Comparing Apples with Apples
If a tank manufacturer promises a low cost for tank and coating, make sure you are comparing apples with apples. The quality of the coating will significantly affect the maintenance cost and recoating requirements and therefore the whole life cost of the tank or silo. Compare the specifications of each tank being offered, especially the coating application sections, and ensure that the costs you review are comparable.
Why is a High-Quality Coating so Important?
Tanks without high-quality features may quote lower on initial cost. But in the long run, their total life-cycle cost is often comparable to or higher than a high-quality tank with a good coating. A quality abrasion resistant coating ensures against corrosion, a common problem that shortens the life of the tank. A good-quality coating often means lower maintenance, offering fewer headaches during the tank’s life cycle. A quality coating also means less residue on the inside of the tank.
Are coatings for tanks absolutely necessary? “Black tanks,” or tanks without coatings, are sold for storage of products that are protectants in themselves. For example, tanks for storage of soybean oil or an abrasive product like sand would not need a coating.
Would you ever consider moving your tank or silo? Coatings applied in the field reduce the ability to move the tank, as the coating will tear or break when the pieces are moved. Also, if your tank requires a special coating, some coatings are available today that resist high heat, are suited for cold weather or withstand acidity.

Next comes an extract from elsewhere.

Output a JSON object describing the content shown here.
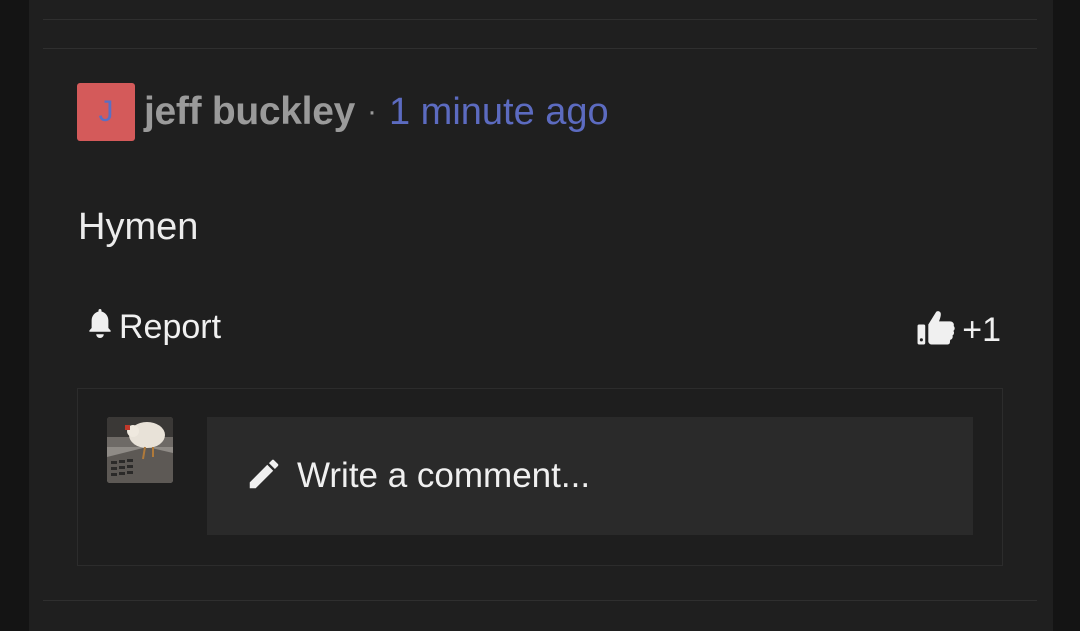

Locating an Experienced Vendor
It may seem like common knowledge to mention experience as a factor for choosing a tank and coating, but it is key consideration. Consider the experience of the tank manufacturer: how long the company has been fabricating tanks; whether it uses state-of-the-art coatings; whether its coatings are factory applied and thermally cured; what its quality control measures are; what its volume sold is; in what countries it sells; which markets it supplies. Also consider tank manufacturers with third-party accreditation, such as the ISO 9001 Quality Certification.
Peter Vodak is corporate coating engineer with CST Industries Inc. He is a NACE certified coating inspector. Columbian TecTank, a division of CST, specializes in the design, fabrication, factory coating/thermal curing and erection of tanks and silos for the dry bulk industry. For more information about choosing tanks and coatings, visit www.tanks.com.